> [GOAL OF THE EXERCISE]:
Take every line of the material and reproduce it exactly.

━━━━━ INPUT RECORDS

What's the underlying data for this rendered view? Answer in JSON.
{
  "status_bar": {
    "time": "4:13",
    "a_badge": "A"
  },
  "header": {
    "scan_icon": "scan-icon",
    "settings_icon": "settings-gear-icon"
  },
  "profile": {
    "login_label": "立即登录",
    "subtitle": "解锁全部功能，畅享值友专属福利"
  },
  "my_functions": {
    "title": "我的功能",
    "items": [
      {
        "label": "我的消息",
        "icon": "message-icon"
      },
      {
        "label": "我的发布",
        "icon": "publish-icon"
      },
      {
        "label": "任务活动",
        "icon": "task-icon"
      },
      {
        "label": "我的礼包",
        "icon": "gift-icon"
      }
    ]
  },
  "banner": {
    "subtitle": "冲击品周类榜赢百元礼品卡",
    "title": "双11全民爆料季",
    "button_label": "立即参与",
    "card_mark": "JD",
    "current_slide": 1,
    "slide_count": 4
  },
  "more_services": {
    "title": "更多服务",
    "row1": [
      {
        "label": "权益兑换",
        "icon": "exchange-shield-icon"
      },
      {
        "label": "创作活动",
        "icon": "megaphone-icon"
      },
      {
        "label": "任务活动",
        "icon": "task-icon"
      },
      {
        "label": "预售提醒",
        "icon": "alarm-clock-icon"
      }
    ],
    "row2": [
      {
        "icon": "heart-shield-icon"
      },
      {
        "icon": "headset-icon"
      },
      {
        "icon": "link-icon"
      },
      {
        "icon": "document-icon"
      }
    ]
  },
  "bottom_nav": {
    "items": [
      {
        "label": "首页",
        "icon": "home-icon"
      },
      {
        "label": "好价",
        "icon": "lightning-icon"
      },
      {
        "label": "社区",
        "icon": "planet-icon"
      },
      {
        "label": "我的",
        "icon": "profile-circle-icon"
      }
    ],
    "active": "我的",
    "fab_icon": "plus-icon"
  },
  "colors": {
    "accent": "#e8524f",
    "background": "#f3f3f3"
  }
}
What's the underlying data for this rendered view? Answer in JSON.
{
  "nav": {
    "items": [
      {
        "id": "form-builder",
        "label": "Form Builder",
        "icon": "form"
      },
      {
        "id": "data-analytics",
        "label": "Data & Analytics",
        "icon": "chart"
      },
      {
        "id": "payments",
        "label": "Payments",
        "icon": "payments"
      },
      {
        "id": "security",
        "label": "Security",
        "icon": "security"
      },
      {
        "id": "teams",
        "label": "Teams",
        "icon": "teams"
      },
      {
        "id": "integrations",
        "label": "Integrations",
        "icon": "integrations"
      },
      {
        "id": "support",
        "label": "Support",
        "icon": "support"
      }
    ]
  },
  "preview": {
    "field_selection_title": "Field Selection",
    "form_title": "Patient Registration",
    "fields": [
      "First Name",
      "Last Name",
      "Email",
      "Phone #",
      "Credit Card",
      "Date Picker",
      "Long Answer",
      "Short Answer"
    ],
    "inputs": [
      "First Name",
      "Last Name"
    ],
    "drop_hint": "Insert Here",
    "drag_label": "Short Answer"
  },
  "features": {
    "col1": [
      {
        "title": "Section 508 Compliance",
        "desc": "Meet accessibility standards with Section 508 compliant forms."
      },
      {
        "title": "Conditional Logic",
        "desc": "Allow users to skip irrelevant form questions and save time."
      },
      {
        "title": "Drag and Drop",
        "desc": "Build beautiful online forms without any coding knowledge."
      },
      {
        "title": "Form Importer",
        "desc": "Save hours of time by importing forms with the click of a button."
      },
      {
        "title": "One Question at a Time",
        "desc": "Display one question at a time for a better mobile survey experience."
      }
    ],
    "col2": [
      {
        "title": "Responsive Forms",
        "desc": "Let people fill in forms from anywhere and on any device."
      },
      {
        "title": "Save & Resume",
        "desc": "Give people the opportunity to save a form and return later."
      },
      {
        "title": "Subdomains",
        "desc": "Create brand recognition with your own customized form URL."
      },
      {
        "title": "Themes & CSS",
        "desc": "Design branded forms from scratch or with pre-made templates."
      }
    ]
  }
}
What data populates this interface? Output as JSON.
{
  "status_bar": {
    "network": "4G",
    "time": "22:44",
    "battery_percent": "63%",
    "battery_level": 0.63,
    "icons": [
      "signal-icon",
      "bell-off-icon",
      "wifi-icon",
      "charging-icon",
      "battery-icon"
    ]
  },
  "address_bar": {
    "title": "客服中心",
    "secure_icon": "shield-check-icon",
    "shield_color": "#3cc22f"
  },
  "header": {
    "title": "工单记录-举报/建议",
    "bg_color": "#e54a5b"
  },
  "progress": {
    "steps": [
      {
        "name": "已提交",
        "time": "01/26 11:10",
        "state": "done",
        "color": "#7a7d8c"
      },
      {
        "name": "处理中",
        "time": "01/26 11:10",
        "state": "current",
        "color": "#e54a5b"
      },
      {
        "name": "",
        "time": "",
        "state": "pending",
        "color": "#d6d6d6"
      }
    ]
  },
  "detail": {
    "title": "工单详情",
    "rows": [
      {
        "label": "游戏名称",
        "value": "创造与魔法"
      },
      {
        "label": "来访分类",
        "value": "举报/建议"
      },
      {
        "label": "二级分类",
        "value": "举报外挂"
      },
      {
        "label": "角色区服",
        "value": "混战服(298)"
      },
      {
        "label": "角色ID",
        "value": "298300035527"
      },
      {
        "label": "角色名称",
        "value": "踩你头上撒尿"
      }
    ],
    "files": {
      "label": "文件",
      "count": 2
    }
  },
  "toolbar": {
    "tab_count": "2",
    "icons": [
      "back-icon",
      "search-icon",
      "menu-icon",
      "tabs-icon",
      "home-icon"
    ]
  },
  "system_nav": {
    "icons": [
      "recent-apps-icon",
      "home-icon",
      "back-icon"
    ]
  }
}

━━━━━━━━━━

> [SOLUTION BELOW]:
What's the underlying data for this rendered view? Answer in JSON.
{
  "status_bar": {
    "time": "4:13",
    "a_badge": "A"
  },
  "header": {
    "scan_icon": "scan-icon",
    "settings_icon": "settings-gear-icon"
  },
  "profile": {
    "login_label": "立即登录",
    "subtitle": "解锁全部功能，畅享值友专属福利"
  },
  "my_functions": {
    "title": "我的功能",
    "items": [
      {
        "label": "我的消息",
        "icon": "message-icon"
      },
      {
        "label": "我的发布",
        "icon": "publish-icon"
      },
      {
        "label": "任务活动",
        "icon": "task-icon"
      },
      {
        "label": "我的礼包",
        "icon": "gift-icon"
      }
    ]
  },
  "banner": {
    "subtitle": "冲击品周类榜赢百元礼品卡",
    "title": "双11全民爆料季",
    "button_label": "立即参与",
    "card_mark": "JD",
    "current_slide": 1,
    "slide_count": 4
  },
  "more_services": {
    "title": "更多服务",
    "row1": [
      {
        "label": "权益兑换",
        "icon": "exchange-shield-icon"
      },
      {
        "label": "创作活动",
        "icon": "megaphone-icon"
      },
      {
        "label": "任务活动",
        "icon": "task-icon"
      },
      {
        "label": "预售提醒",
        "icon": "alarm-clock-icon"
      }
    ],
    "row2": [
      {
        "icon": "heart-shield-icon"
      },
      {
        "icon": "headset-icon"
      },
      {
        "icon": "link-icon"
      },
      {
        "icon": "document-icon"
      }
    ]
  },
  "bottom_nav": {
    "items": [
      {
        "label": "首页",
        "icon": "home-icon"
      },
      {
        "label": "好价",
        "icon": "lightning-icon"
      },
      {
        "label": "社区",
        "icon": "planet-icon"
      },
      {
        "label": "我的",
        "icon": "profile-circle-icon"
      }
    ],
    "active": "我的",
    "fab_icon": "plus-icon"
  },
  "colors": {
    "accent": "#e8524f",
    "background": "#f3f3f3"
  }
}
What's the underlying data for this rendered view? Answer in JSON.
{
  "nav": {
    "items": [
      {
        "id": "form-builder",
        "label": "Form Builder",
        "icon": "form"
      },
      {
        "id": "data-analytics",
        "label": "Data & Analytics",
        "icon": "chart"
      },
      {
        "id": "payments",
        "label": "Payments",
        "icon": "payments"
      },
      {
        "id": "security",
        "label": "Security",
        "icon": "security"
      },
      {
        "id": "teams",
        "label": "Teams",
        "icon": "teams"
      },
      {
        "id": "integrations",
        "label": "Integrations",
        "icon": "integrations"
      },
      {
        "id": "support",
        "label": "Support",
        "icon": "support"
      }
    ]
  },
  "preview": {
    "field_selection_title": "Field Selection",
    "form_title": "Patient Registration",
    "fields": [
      "First Name",
      "Last Name",
      "Email",
      "Phone #",
      "Credit Card",
      "Date Picker",
      "Long Answer",
      "Short Answer"
    ],
    "inputs": [
      "First Name",
      "Last Name"
    ],
    "drop_hint": "Insert Here",
    "drag_label": "Short Answer"
  },
  "features": {
    "col1": [
      {
        "title": "Section 508 Compliance",
        "desc": "Meet accessibility standards with Section 508 compliant forms."
      },
      {
        "title": "Conditional Logic",
        "desc": "Allow users to skip irrelevant form questions and save time."
      },
      {
        "title": "Drag and Drop",
        "desc": "Build beautiful online forms without any coding knowledge."
      },
      {
        "title": "Form Importer",
        "desc": "Save hours of time by importing forms with the click of a button."
      },
      {
        "title": "One Question at a Time",
        "desc": "Display one question at a time for a better mobile survey experience."
      }
    ],
    "col2": [
      {
        "title": "Responsive Forms",
        "desc": "Let people fill in forms from anywhere and on any device."
      },
      {
        "title": "Save & Resume",
        "desc": "Give people the opportunity to save a form and return later."
      },
      {
        "title": "Subdomains",
        "desc": "Create brand recognition with your own customized form URL."
      },
      {
        "title": "Themes & CSS",
        "desc": "Design branded forms from scratch or with pre-made templates."
      }
    ]
  }
}
What data populates this interface? Output as JSON.
{
  "status_bar": {
    "network": "4G",
    "time": "22:44",
    "battery_percent": "63%",
    "battery_level": 0.63,
    "icons": [
      "signal-icon",
      "bell-off-icon",
      "wifi-icon",
      "charging-icon",
      "battery-icon"
    ]
  },
  "address_bar": {
    "title": "客服中心",
    "secure_icon": "shield-check-icon",
    "shield_color": "#3cc22f"
  },
  "header": {
    "title": "工单记录-举报/建议",
    "bg_color": "#e54a5b"
  },
  "progress": {
    "steps": [
      {
        "name": "已提交",
        "time": "01/26 11:10",
        "state": "done",
        "color": "#7a7d8c"
      },
      {
        "name": "处理中",
        "time": "01/26 11:10",
        "state": "current",
        "color": "#e54a5b"
      },
      {
        "name": "",
        "time": "",
        "state": "pending",
        "color": "#d6d6d6"
      }
    ]
  },
  "detail": {
    "title": "工单详情",
    "rows": [
      {
        "label": "游戏名称",
        "value": "创造与魔法"
      },
      {
        "label": "来访分类",
        "value": "举报/建议"
      },
      {
        "label": "二级分类",
        "value": "举报外挂"
      },
      {
        "label": "角色区服",
        "value": "混战服(298)"
      },
      {
        "label": "角色ID",
        "value": "298300035527"
      },
      {
        "label": "角色名称",
        "value": "踩你头上撒尿"
      }
    ],
    "files": {
      "label": "文件",
      "count": 2
    }
  },
  "toolbar": {
    "tab_count": "2",
    "icons": [
      "back-icon",
      "search-icon",
      "menu-icon",
      "tabs-icon",
      "home-icon"
    ]
  },
  "system_nav": {
    "icons": [
      "recent-apps-icon",
      "home-icon",
      "back-icon"
    ]
  }
}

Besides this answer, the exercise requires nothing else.